A US fashion firm has settled a case in which it was accused of failing to flag paid Instagram endorsements as being adverts.
Lord & Taylor had been charged with paying 50 "influencers" to post photos of themselves on the same weekend in March 2015 wearing one of its dresses.
The US trade regulator said the company had failed to disclose it had provided the dresses for free and paid each person thousands of dollars.
The firm did not admit wrongdoing.
However, as part of the settlement, it has agreed that in the future any influencers it uses must disclose they have been paid.
It marks the first case of its kind since the Federal Trade Commission (FTC) published guidelines for so-called native advertising last year.
Reviewed and approved`
The regulator`s complaint said that Lord & Taylor`s paid-for Instagram posts reached 11.4 million users over two days and led to its Paisley Asymmetrical Dress "quickly" selling out.
It noted that the "influencers could style the dress any way they chose", but had to include the company`s Instagram account handle and use its hashtag - actions that helped the images go viral.
"The company also pre-approved each proposed post," the FTC added.
"In addition... Lord & Taylor did not require the influencers to disclose that the company had compensated them to post the photo, and none of the posts included such a disclosure."
The watchdog also complained that Nylon, a fashion news website, had also posted a photo of the dress on its Instagram account with a caption that Lord & Taylor had reviewed and approved, in addition to a "seemingly objective article" about the piece of clothing, neither of which indicated that they were paid-for ads.
Although the FTC has the power to impose a penalty of up to $16,000 (£11,140) for any such violation, Lord & Taylor has not been fined.

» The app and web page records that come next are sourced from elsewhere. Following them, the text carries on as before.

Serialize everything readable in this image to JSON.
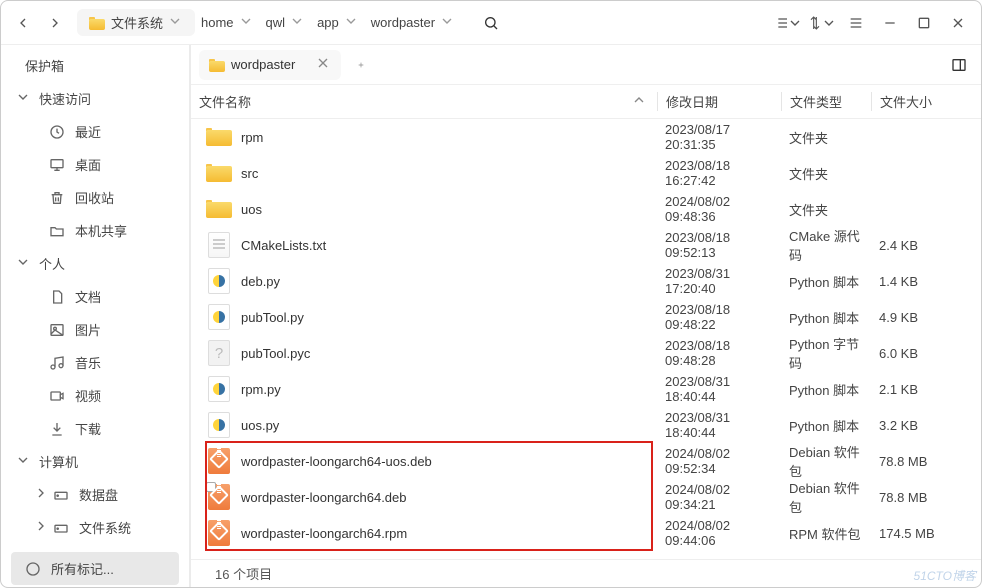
{
  "breadcrumbs": {
    "root_label": "文件系统",
    "items": [
      "home",
      "qwl",
      "app",
      "wordpaster"
    ]
  },
  "sidebar": {
    "protect": "保护箱",
    "quick": "快速访问",
    "quick_items": [
      {
        "label": "最近",
        "icon": "clock-icon"
      },
      {
        "label": "桌面",
        "icon": "desktop-icon"
      },
      {
        "label": "回收站",
        "icon": "trash-icon"
      },
      {
        "label": "本机共享",
        "icon": "folder-icon"
      }
    ],
    "personal": "个人",
    "personal_items": [
      {
        "label": "文档",
        "icon": "doc-icon"
      },
      {
        "label": "图片",
        "icon": "image-icon"
      },
      {
        "label": "音乐",
        "icon": "music-icon"
      },
      {
        "label": "视频",
        "icon": "video-icon"
      },
      {
        "label": "下载",
        "icon": "download-icon"
      }
    ],
    "computer": "计算机",
    "computer_items": [
      {
        "label": "数据盘",
        "icon": "disk-icon"
      },
      {
        "label": "文件系统",
        "icon": "disk-icon"
      }
    ],
    "all_tags": "所有标记..."
  },
  "tab": {
    "label": "wordpaster"
  },
  "columns": {
    "name": "文件名称",
    "date": "修改日期",
    "type": "文件类型",
    "size": "文件大小"
  },
  "files": [
    {
      "name": "rpm",
      "date": "2023/08/17 20:31:35",
      "type": "文件夹",
      "size": "",
      "icon": "folder"
    },
    {
      "name": "src",
      "date": "2023/08/18 16:27:42",
      "type": "文件夹",
      "size": "",
      "icon": "folder"
    },
    {
      "name": "uos",
      "date": "2024/08/02 09:48:36",
      "type": "文件夹",
      "size": "",
      "icon": "folder"
    },
    {
      "name": "CMakeLists.txt",
      "date": "2023/08/18 09:52:13",
      "type": "CMake 源代码",
      "size": "2.4 KB",
      "icon": "text"
    },
    {
      "name": "deb.py",
      "date": "2023/08/31 17:20:40",
      "type": "Python 脚本",
      "size": "1.4 KB",
      "icon": "py"
    },
    {
      "name": "pubTool.py",
      "date": "2023/08/18 09:48:22",
      "type": "Python 脚本",
      "size": "4.9 KB",
      "icon": "py"
    },
    {
      "name": "pubTool.pyc",
      "date": "2023/08/18 09:48:28",
      "type": "Python 字节码",
      "size": "6.0 KB",
      "icon": "unknown"
    },
    {
      "name": "rpm.py",
      "date": "2023/08/31 18:40:44",
      "type": "Python 脚本",
      "size": "2.1 KB",
      "icon": "py"
    },
    {
      "name": "uos.py",
      "date": "2023/08/31 18:40:44",
      "type": "Python 脚本",
      "size": "3.2 KB",
      "icon": "py"
    },
    {
      "name": "wordpaster-loongarch64-uos.deb",
      "date": "2024/08/02 09:52:34",
      "type": "Debian 软件包",
      "size": "78.8 MB",
      "icon": "pkg"
    },
    {
      "name": "wordpaster-loongarch64.deb",
      "date": "2024/08/02 09:34:21",
      "type": "Debian 软件包",
      "size": "78.8 MB",
      "icon": "pkg-lock"
    },
    {
      "name": "wordpaster-loongarch64.rpm",
      "date": "2024/08/02 09:44:06",
      "type": "RPM 软件包",
      "size": "174.5 MB",
      "icon": "pkg"
    }
  ],
  "status": "16 个项目",
  "watermark": "51CTO博客"
}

However, it has agreed to establish a monitoring and review programme for future endorsement campaigns and must report back to the FTC about its implementation.
The UK`s Advertising Standards Authority has already taken action of its own against social media product placements.
In 2014, it reprimanded Oreo-maker Mondelez for contacting vloggers to promote its biscuits without revealing they had been paid to do so.